i. Ouverture: Largo — Allegro
iii. La Paix
iv. La Réjouissance
On 23 February 1685, while the Monmouth Rebellion was fomenting in England, was born in Halle, Germany, one of the greatest Baroque composers of all, George Frideric Handel; a month later would see the birth just over a hundred miles away in Eisenach of his finest contemporary, Johann Sebastian Bach. Each would live until the 1750s and bestride the musical world like a colossus, raising the art of composition to a whole range of new peaks. Despite a Europe-wide reputation Bach was to centre himself in his homeland for the duration of his career; Handel, on the other hand, trained in Halle, Hamburg and in Italy but found huge acclaim in Britain, and decided to settle in London in 1712, becoming a naturalised British subject in 1727, the year his anthem Zadok the Priest was written for the Coronation of George II, which inaugurated the tradition of its performance at every Coronation since.
Although both Bach and Handel became giants in oratorio and masses, Bach’s Passions and the B minor Mass and Handel’s Messiah (1742) occupying the highest reaches of Mount Parnassus, they diverged in other aspects; while Bach immersed himself in writing for the Church, perfecting the choral cantata, Handel capitalised upon the thirst of Londoners for the new genre of opera, writing some forty, including Rinaldo, Giulio Cesare, Tamerlano, Rodelinda and Semele.
The genre in which they found perhaps the greatest degree of similarity was in the orchestral Suite, each following the current model of collections of dances in diverse styles.
Handel, having continued to enhance his reputation in England, became the Royal favourite, and in 1717 King George | requested a collection of orchestral pieces to accompany his progress on the Royal Barge up the River Thames from Whitehall Palace ti Chelsea on 17 July. Fifty Musicians played and repeated several times three large suites of dances between the departure at 8pm and the return to Whitehall after midnight, and of course those Suites have become known as the Water Music.
Handel remained the favourite when George II succeeded to the throne, and was the natural choice to provide a further suite for a concert in Green Park, London, on 21 April 1749 celebrating the end of the Europe-wide War of the Austrian Succession, which had been brought to a close in 1748 with the signing of the Treaty of Aix-la-Chapelle. The celebration was to be marked with a full-scale fireworks display, and was apparently attended by some 12,000, who caused a three-hour traffic jam on London Bridge. (Times don’t change!). The weather rather spoilt the display, however, and there were many misfires, which caused a number of injuries and the burning down of one of the pavilions.

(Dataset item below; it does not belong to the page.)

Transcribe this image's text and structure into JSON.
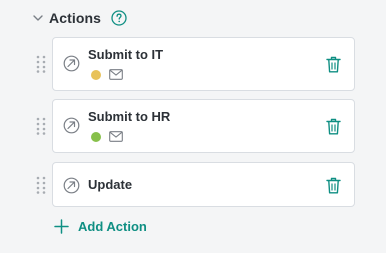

At first Handel scored Music for the Royal Fireworks for full orchestra including strings, but reluctantly had to remove the string parts when it was pointed out that the King’s preference was for a Band comprising only Wind, Brass and Percussion. On the night the massive Band consisted of no less than 24 oboes, 12 bassoons and a double-bassoon, nine trumpets, nine horns (these latter two sections pre-keys or valves) and a huge battery of percussion.

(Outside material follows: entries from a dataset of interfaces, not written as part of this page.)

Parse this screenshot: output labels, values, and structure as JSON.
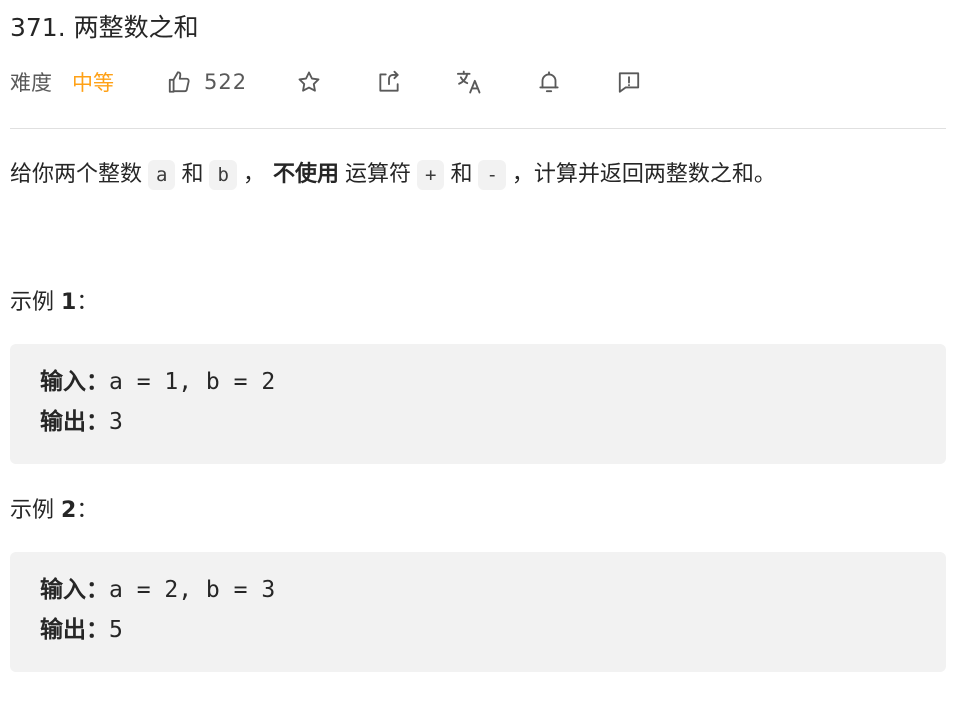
{
  "problem": {
    "title": "371. 两整数之和",
    "difficulty_label": "难度",
    "difficulty": "中等",
    "likes": "522"
  },
  "toolbar": {
    "icons": [
      "thumbs-up-icon",
      "star-icon",
      "share-icon",
      "translate-icon",
      "bell-icon",
      "feedback-icon"
    ]
  },
  "description": {
    "part1": "给你两个整数",
    "code_a": "a",
    "part2": "和",
    "code_b": "b",
    "part3": "，",
    "bold": "不使用",
    "part4": "运算符",
    "code_plus": "+",
    "part5": "和",
    "code_minus": "-",
    "part6": "，计算并返回两整数之和。"
  },
  "examples": [
    {
      "title_prefix": "示例 ",
      "title_num": "1",
      "title_suffix": "：",
      "input_label": "输入：",
      "input_value": "a = 1, b = 2",
      "output_label": "输出：",
      "output_value": "3"
    },
    {
      "title_prefix": "示例 ",
      "title_num": "2",
      "title_suffix": "：",
      "input_label": "输入：",
      "input_value": "a = 2, b = 3",
      "output_label": "输出：",
      "output_value": "5"
    }
  ],
  "colors": {
    "difficulty_medium": "#ffa116",
    "text": "#262626",
    "muted": "#595959",
    "code_bg": "#f2f2f2"
  }
}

A month later, for the first non-Royal performances, Handel had reinstated the string parts to double the oboe and bassoon parts, with variety being maintained by making sections either Wind-only or Strings-only.
This orchestration is the basis of the arrangement by Charles Mackerras and Anthony Baines, whose scholarship in performance practices in Handel’s day with regard to rhythms, articulation and decoration is integral.in the parts being used tonight.
The opening of the Ouverture, the Largo, is the epitome of baroque style, with angular, double-dotted rhythms throughout the orchestra and a magnificently measured stride. The Allegro dances much more light-footedly, once more with pervading crisply dotted rhythms. A further Largo intervenes, then the Al/egro returns to bring the movement to a splendid close.
The Bourrée trips along merrily, its two halves taken alternately by Wind and Strings. La Paix (The Peace) is in the form of a Siciliana with a rocking rhythm, quietly contemplating the relief at the end of the War, to be followed by the grandest movement of all, La Réjouissance (The Rejoicing), with brass and timpani prominent. Finally the Minuet, in this case expansive and triumphant, brings the Fireworks Music to a suitably celebratory end.